===== Available data

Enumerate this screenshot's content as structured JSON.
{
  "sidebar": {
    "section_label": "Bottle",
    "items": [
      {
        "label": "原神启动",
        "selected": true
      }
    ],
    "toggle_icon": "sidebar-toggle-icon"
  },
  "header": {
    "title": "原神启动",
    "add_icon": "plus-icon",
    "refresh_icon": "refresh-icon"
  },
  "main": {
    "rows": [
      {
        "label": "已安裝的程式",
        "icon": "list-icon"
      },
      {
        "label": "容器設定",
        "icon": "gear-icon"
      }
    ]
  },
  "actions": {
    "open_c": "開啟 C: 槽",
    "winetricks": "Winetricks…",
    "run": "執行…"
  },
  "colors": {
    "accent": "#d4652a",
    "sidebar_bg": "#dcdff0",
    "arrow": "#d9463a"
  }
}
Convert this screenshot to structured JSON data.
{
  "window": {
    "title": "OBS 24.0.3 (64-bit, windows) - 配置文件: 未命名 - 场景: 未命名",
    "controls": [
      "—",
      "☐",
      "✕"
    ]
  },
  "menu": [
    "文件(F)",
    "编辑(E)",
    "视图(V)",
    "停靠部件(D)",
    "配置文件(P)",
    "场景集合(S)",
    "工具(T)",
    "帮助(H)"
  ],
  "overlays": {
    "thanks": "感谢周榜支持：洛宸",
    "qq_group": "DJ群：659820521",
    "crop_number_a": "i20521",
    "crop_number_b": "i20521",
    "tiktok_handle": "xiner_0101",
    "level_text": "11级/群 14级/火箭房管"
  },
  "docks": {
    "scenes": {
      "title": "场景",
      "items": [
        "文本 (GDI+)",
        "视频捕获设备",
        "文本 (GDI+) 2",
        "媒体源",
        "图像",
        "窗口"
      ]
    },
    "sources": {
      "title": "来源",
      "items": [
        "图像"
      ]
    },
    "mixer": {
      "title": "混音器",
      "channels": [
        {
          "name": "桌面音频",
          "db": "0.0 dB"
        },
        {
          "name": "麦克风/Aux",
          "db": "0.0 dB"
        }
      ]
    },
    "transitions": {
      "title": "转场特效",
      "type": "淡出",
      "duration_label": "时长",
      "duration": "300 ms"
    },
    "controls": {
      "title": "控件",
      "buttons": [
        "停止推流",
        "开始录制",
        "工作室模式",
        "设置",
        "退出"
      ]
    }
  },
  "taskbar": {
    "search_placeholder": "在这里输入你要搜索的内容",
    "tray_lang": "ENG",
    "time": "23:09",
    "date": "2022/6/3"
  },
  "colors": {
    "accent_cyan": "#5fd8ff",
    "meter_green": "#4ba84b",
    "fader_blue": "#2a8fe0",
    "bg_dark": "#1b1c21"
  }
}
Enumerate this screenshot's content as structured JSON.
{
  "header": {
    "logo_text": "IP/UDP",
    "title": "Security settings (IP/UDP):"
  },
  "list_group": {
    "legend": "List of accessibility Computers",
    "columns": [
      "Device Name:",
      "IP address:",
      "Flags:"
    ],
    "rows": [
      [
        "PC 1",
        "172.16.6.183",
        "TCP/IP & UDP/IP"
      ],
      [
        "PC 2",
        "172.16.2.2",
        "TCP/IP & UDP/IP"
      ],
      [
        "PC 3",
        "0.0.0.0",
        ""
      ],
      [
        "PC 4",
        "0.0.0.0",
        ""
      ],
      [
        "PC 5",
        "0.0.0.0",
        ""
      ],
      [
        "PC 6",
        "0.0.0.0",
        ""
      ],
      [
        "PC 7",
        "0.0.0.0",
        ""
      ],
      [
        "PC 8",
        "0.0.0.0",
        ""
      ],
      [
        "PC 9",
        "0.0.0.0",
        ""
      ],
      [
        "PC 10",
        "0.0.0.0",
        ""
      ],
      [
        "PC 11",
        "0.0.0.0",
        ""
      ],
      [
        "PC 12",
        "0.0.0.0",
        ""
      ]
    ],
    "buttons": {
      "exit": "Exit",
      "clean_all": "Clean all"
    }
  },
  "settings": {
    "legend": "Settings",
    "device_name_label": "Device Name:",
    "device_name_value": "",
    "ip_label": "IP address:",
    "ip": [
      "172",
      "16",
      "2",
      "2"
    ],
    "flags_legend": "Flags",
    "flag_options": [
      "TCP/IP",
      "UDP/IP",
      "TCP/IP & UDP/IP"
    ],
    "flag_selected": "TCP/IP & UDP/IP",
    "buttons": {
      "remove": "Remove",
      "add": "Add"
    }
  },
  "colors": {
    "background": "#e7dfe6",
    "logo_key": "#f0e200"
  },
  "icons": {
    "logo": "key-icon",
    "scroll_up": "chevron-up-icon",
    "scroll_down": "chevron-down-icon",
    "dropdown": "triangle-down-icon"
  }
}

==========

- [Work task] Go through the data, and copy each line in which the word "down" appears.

- [Exercise answer]
    "scroll_down": "chevron-down-icon",
    "dropdown": "triangle-down-icon"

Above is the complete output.